• **Assigned task**:
Which of the lines below contain the string "Click"? Copy each one.
┄┄┄┄┄┄
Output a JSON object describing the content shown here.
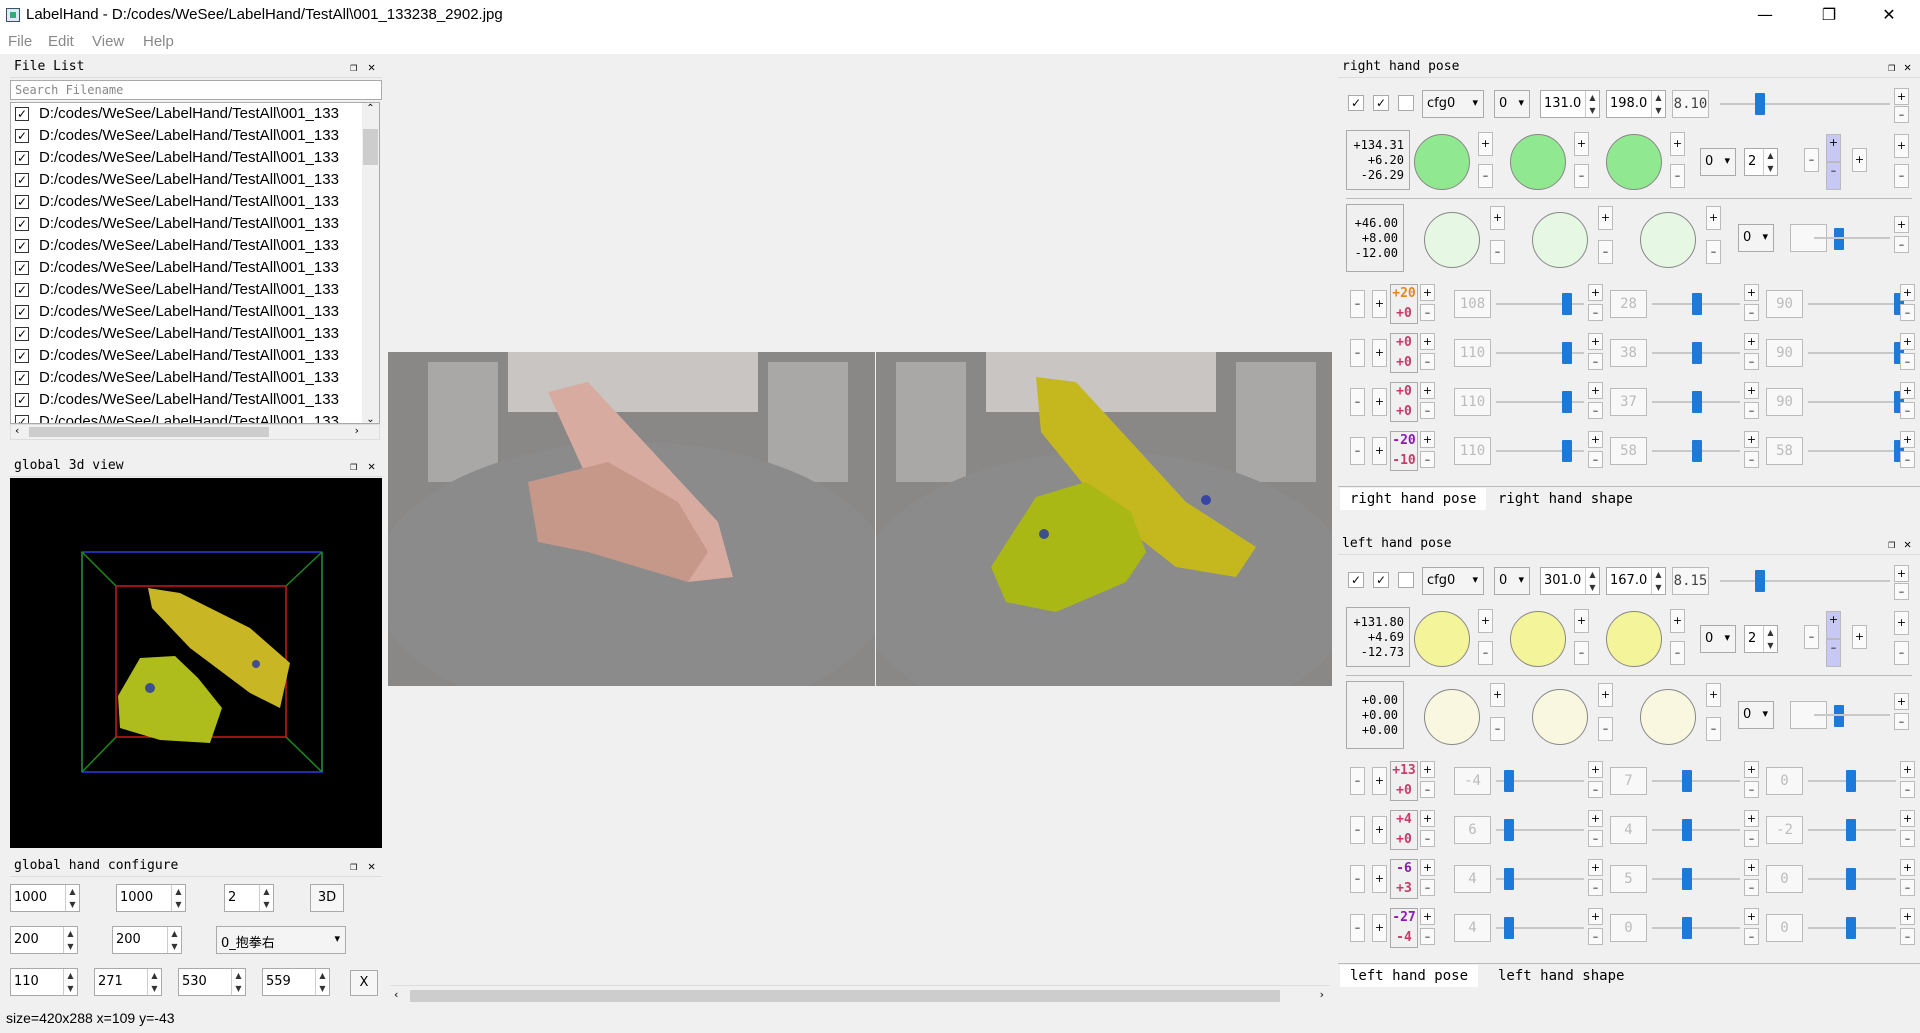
{
  "window": {
    "title": "LabelHand - D:/codes/WeSee/LabelHand/TestAll\\001_133238_2902.jpg",
    "min": "—",
    "max": "❐",
    "close": "✕"
  },
  "menu": [
    "File",
    "Edit",
    "View",
    "Help"
  ],
  "file_list": {
    "header": "File List",
    "search_placeholder": "Search Filename",
    "items": [
      "D:/codes/WeSee/LabelHand/TestAll\\001_133",
      "D:/codes/WeSee/LabelHand/TestAll\\001_133",
      "D:/codes/WeSee/LabelHand/TestAll\\001_133",
      "D:/codes/WeSee/LabelHand/TestAll\\001_133",
      "D:/codes/WeSee/LabelHand/TestAll\\001_133",
      "D:/codes/WeSee/LabelHand/TestAll\\001_133",
      "D:/codes/WeSee/LabelHand/TestAll\\001_133",
      "D:/codes/WeSee/LabelHand/TestAll\\001_133",
      "D:/codes/WeSee/LabelHand/TestAll\\001_133",
      "D:/codes/WeSee/LabelHand/TestAll\\001_133",
      "D:/codes/WeSee/LabelHand/TestAll\\001_133",
      "D:/codes/WeSee/LabelHand/TestAll\\001_133",
      "D:/codes/WeSee/LabelHand/TestAll\\001_133",
      "D:/codes/WeSee/LabelHand/TestAll\\001_133",
      "D:/codes/WeSee/LabelHand/TestAll\\001_133"
    ]
  },
  "global_3d": {
    "header": "global 3d view"
  },
  "global_cfg": {
    "header": "global hand configure",
    "row1": [
      "1000",
      "1000",
      "2"
    ],
    "btn3d": "3D",
    "row2": [
      "200",
      "200"
    ],
    "combo": "0_抱拳右",
    "row3": [
      "110",
      "271",
      "530",
      "559"
    ],
    "btnx": "X"
  },
  "status": "size=420x288 x=109 y=-43",
  "right": {
    "header": "right hand pose",
    "cfg": "cfg0",
    "idx": "0",
    "v1": "131.0",
    "v2": "198.0",
    "lcd": "8.10",
    "vals1": [
      "+134.31",
      "+6.20",
      "-26.29"
    ],
    "combo2": "0",
    "spin2": "2",
    "vals2": [
      "+46.00",
      "+8.00",
      "-12.00"
    ],
    "combo3": "0",
    "fingers": [
      {
        "a": "+20",
        "b": "+0",
        "l1": "108",
        "l2": "28",
        "l3": "90"
      },
      {
        "a": "+0",
        "b": "+0",
        "l1": "110",
        "l2": "38",
        "l3": "90"
      },
      {
        "a": "+0",
        "b": "+0",
        "l1": "110",
        "l2": "37",
        "l3": "90"
      },
      {
        "a": "-20",
        "b": "-10",
        "l1": "110",
        "l2": "58",
        "l3": "58"
      }
    ],
    "tabs": [
      "right hand pose",
      "right hand shape"
    ],
    "knob_color": "#90e890",
    "knob2_color": "#e6f7e4"
  },
  "left": {
    "header": "left hand pose",
    "cfg": "cfg0",
    "idx": "0",
    "v1": "301.0",
    "v2": "167.0",
    "lcd": "8.15",
    "vals1": [
      "+131.80",
      "+4.69",
      "-12.73"
    ],
    "combo2": "0",
    "spin2": "2",
    "vals2": [
      "+0.00",
      "+0.00",
      "+0.00"
    ],
    "combo3": "0",
    "fingers": [
      {
        "a": "+13",
        "b": "+0",
        "l1": "-4",
        "l2": "7",
        "l3": "0"
      },
      {
        "a": "+4",
        "b": "+0",
        "l1": "6",
        "l2": "4",
        "l3": "-2"
      },
      {
        "a": "-6",
        "b": "+3",
        "l1": "4",
        "l2": "5",
        "l3": "0"
      },
      {
        "a": "-27",
        "b": "-4",
        "l1": "4",
        "l2": "0",
        "l3": "0"
      }
    ],
    "tabs": [
      "left hand pose",
      "left hand shape"
    ],
    "knob_color": "#f4f49a",
    "knob2_color": "#f9f7e0"
  },
  "colors": {
    "accent": "#1e7ad8",
    "green": "#90e890",
    "yellow": "#f4f49a"
  }
}
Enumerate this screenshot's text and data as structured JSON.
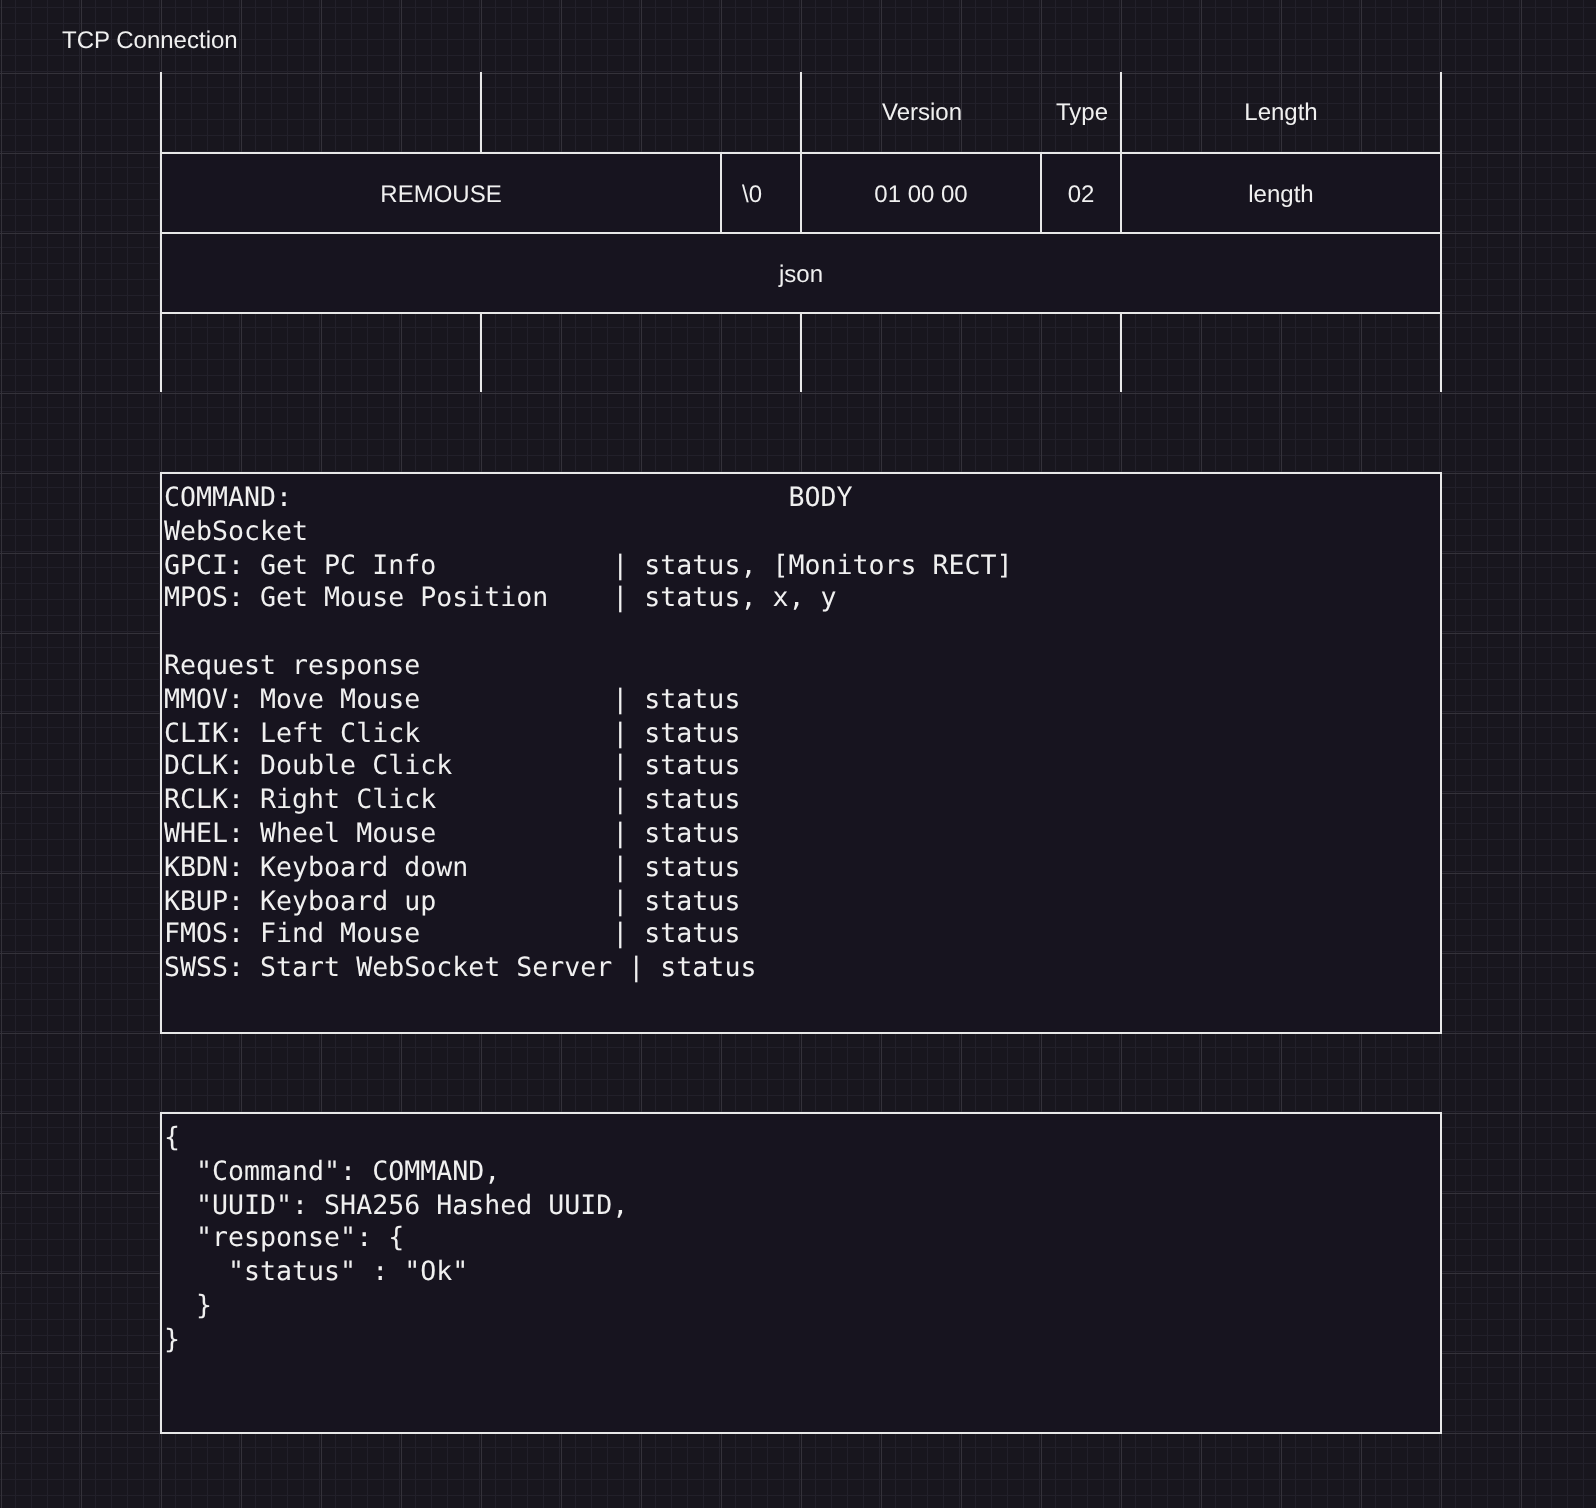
{
  "title": "TCP Connection",
  "packet_table": {
    "header_row": {
      "version": "Version",
      "type": "Type",
      "length": "Length"
    },
    "field_row": [
      "REMOUSE",
      "\\0",
      "01 00 00",
      "02",
      "length"
    ],
    "payload_row": "json"
  },
  "command_box": {
    "heading": "COMMAND:",
    "body_heading": "BODY",
    "sections": [
      {
        "title": "WebSocket",
        "lines": [
          "GPCI: Get PC Info           | status, [Monitors RECT]",
          "MPOS: Get Mouse Position    | status, x, y"
        ]
      },
      {
        "title": "Request response",
        "lines": [
          "MMOV: Move Mouse            | status",
          "CLIK: Left Click            | status",
          "DCLK: Double Click          | status",
          "RCLK: Right Click           | status",
          "WHEL: Wheel Mouse           | status",
          "KBDN: Keyboard down         | status",
          "KBUP: Keyboard up           | status",
          "FMOS: Find Mouse            | status",
          "SWSS: Start WebSocket Server | status"
        ]
      }
    ]
  },
  "json_box": {
    "lines": [
      "{",
      "  \"Command\": COMMAND,",
      "  \"UUID\": SHA256 Hashed UUID,",
      "  \"response\": {",
      "    \"status\" : \"Ok\"",
      "  }",
      "}"
    ]
  }
}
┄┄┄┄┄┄
• **Response for this exercise**:
          "CLIK: Left Click            | status",
          "DCLK: Double Click          | status",
          "RCLK: Right Click           | status",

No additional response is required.